The reader roots for mother and son as Champ asks, toward the novel’s end, “What now can we do for each other?” The prologue already tells us how the story ends—Champ will be behind bars. His mother’s visit and his continuing empathy for her shows what they can do for each other—provide support, understanding, and unconditional love.
Jackson deftly weaves the voices of Grace and Champ throughout the book, making each distinct. Grace tells her story with straightforward language and thoughtful meditations about the people around her. Champ’s portions of the novel are written in bursts of images and dialogue that mix the cutting and painful truth with humor. Here is where Jackson shines—his love of language buoys what could be a depressing story about the class divisions in America. Champ’s passages are simultaneously streetwise and literary. Jackson captures the music of the characters’ speech and delivers stylistic punches with his images as Champ and Grace describe the world around them. In Champ’s narrative, Jackson shows the toughness and vulnerability of a young man with the odds stacked against him. He also gives us the optimism to believe that Champ is wise enough to learn from his and his mother’s mistakes.

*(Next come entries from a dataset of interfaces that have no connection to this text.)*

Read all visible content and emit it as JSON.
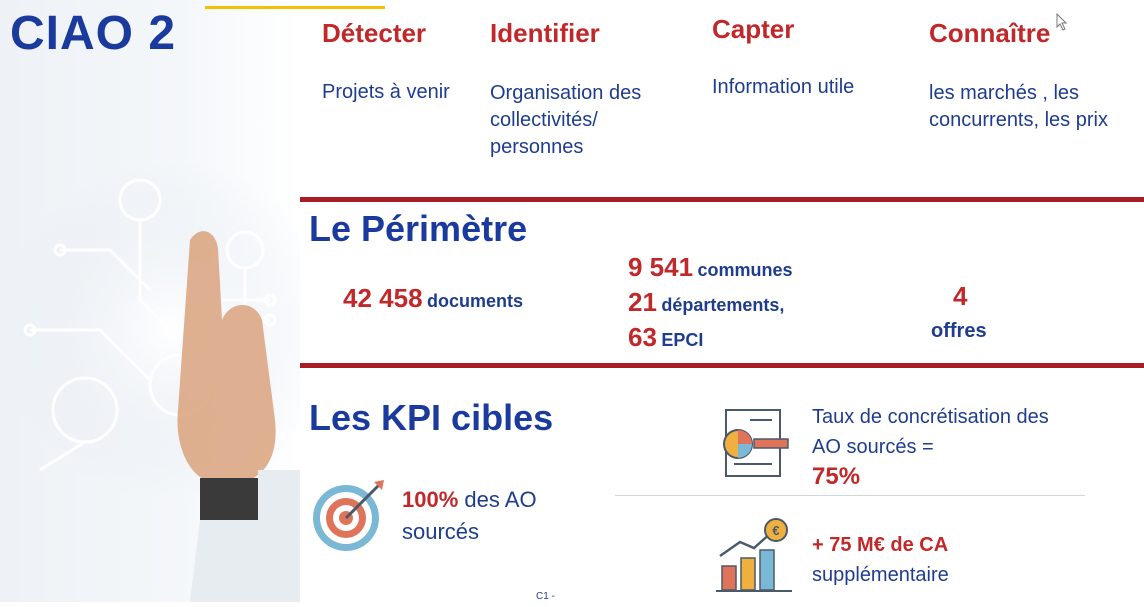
{
  "title": "CIAO 2",
  "pillars": [
    {
      "verb": "Détecter",
      "description": "Projets à venir"
    },
    {
      "verb": "Identifier",
      "description": "Organisation des collectivités/ personnes"
    },
    {
      "verb": "Capter",
      "description": "Information utile"
    },
    {
      "verb": "Connaître",
      "description": "les marchés , les concurrents, les prix"
    }
  ],
  "perimetre": {
    "title": "Le Périmètre",
    "documents": {
      "value": "42 458",
      "label": "documents"
    },
    "communes": {
      "value": "9 541",
      "label": "communes"
    },
    "departements": {
      "value": "21",
      "label": "départements,"
    },
    "epci": {
      "value": "63",
      "label": "EPCI"
    },
    "offres": {
      "value": "4",
      "label": "offres"
    }
  },
  "kpi": {
    "title": "Les KPI cibles",
    "sourced": {
      "value": "100%",
      "text_line1": "des AO",
      "text_line2": "sourcés"
    },
    "concretisation": {
      "line1": "Taux de concrétisation des",
      "line2": "AO sourcés  =",
      "value": "75%"
    },
    "ca": {
      "value": "+ 75 M€ de CA",
      "label": "supplémentaire"
    }
  },
  "footer": "C1 -",
  "colors": {
    "blue": "#1a3a9e",
    "red": "#c0282a",
    "bar": "#a81d24"
  }
}
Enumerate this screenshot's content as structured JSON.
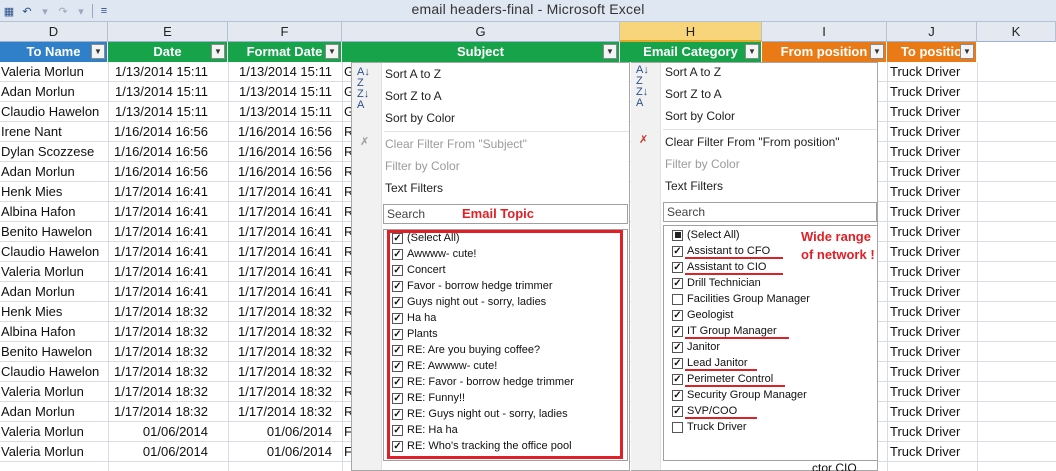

The story is heart-wrenching and Grace and Champ follow the expected trajectory of addiction, rehab, and prison, yet Jackson’s writing and observations about their lives are fresh. Jackson’s voice is distinct as he explores the ways that families can draw together to overcome challenges in an alienating world where the gap between the privileged and powerless is growing ever wider.
Garrett Riggs lives, writes, and teaches in Tallahassee, Florida, where he has a house full of kids and cats. He has published fiction and nonfiction in The Tampa Review, Cineaste, and The International Journal of Humanities.
Mitchell S. Jackson was born and raised in Portland, Oregon. He holds a masters degree in Writing from Portland State and an MFA from New York University. He teaches writing at NYU, Medgar Evers College, and John Jay College. He also works as a journalist, writing about entertainment and sports for Vibe, The Source, and various others. His fiction and poetry have appeared in numerous literary journals, and he is a winner of the Hurston Wright Award for College Writers. He lives in Brooklyn, New York.